In a letter sent to the U.S. Fish and Wildlife Service, the Center for Biological Diversity and others claim the population of Mexican gray wolves is “badly faltering” in Mexico.
The advocates point to a low number of remaining radio-collared wolves in Mexico, as revealed by a public records request they filed. They say the survival rates of wolves in Mexico are low.
“This should raise alarms at the U.S. Fish and Wildlife Service,” Chris Smith, southwest wildlife advocate for WildEarth Guardians, said in a press release. “First, they cannot rely on another sovereign nation to recover imperiled species.
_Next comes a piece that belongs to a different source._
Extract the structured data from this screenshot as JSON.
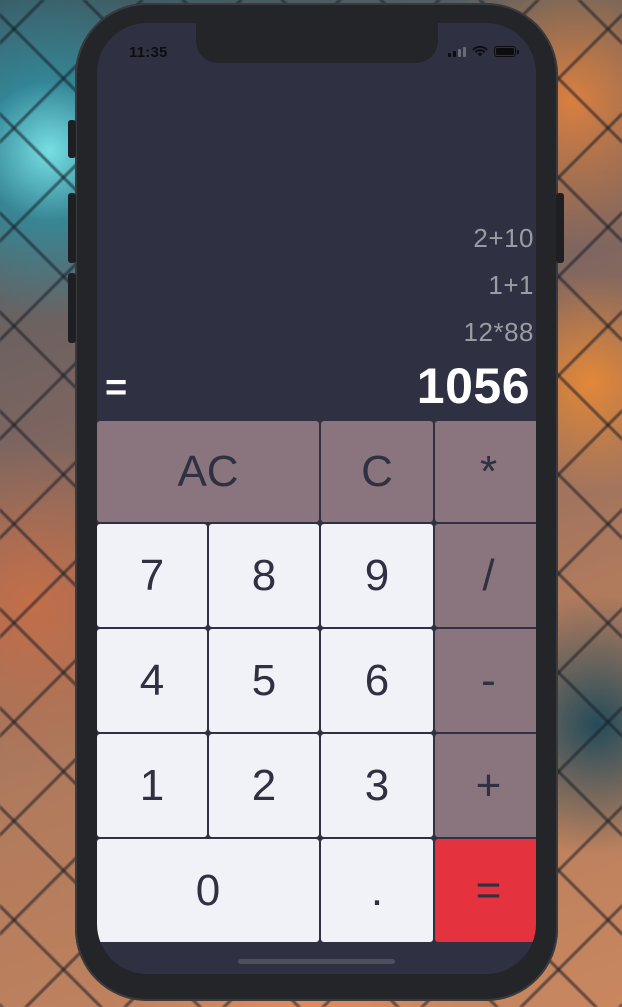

And second, they need to do more at home to protect and restore this iconic keystone species, which continues to be illegally killed and otherwise persecuted.”
In response, the U.S. Fish and Wildlife Service told KRQE News 13 that the agency has no comment on the letter from the advocates. The department says they currently estimate there are about 15 wild wolves currently in Mexico.
“The U.S. Fish and Wildlife Service, along with our state partners, continue to work closely with Mexico on recovery and reintroduction efforts in the southernmost population,” said Aislinn Maestas, a public affairs specialist from the department.
Although the department estimates a low count of wolves in Mexico, the number of wolves in the U.S. is much larger. The latest estimate, from the end of 2021, shows there was likely a minimum of 196 wolves across New Mexico and Arizona.